##### TASK INPUT #####
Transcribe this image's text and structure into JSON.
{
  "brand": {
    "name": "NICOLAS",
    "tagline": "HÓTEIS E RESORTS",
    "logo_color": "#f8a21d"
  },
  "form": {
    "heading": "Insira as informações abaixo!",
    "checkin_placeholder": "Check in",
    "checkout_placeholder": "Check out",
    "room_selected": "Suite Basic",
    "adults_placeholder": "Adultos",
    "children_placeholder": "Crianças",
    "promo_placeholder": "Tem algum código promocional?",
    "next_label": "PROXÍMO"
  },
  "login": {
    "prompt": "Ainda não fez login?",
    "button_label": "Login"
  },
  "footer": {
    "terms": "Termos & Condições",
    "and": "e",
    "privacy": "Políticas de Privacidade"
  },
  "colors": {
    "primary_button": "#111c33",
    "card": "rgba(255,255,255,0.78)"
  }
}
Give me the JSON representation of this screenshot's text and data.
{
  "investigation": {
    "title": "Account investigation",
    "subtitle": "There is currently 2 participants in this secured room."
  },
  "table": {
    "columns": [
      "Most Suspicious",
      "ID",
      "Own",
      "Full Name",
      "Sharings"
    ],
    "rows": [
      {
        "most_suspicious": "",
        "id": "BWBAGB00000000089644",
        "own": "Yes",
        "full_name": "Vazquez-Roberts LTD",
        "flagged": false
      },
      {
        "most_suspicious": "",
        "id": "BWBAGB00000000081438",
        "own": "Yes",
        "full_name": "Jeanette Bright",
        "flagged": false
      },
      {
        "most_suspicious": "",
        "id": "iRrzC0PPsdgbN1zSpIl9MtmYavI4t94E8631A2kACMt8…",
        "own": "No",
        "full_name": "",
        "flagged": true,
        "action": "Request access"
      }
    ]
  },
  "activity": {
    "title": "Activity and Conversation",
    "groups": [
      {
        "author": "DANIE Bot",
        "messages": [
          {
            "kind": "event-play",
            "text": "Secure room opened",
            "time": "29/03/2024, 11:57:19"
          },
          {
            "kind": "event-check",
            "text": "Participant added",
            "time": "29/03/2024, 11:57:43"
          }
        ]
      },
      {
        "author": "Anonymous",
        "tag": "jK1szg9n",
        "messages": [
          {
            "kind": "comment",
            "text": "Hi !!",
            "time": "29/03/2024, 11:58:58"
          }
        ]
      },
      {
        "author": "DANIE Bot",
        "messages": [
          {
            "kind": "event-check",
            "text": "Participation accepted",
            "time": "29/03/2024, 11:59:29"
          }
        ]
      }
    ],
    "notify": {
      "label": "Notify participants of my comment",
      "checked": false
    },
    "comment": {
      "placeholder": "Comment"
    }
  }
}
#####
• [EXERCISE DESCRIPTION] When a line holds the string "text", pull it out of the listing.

• [RESPONSE TO THE TASK]
Transcribe this image's text and structure into JSON.
Give me the JSON representation of this screenshot's text and data.
            "text": "Secure room opened",
            "text": "Participant added",
            "text": "Hi !!",
            "text": "Participation accepted",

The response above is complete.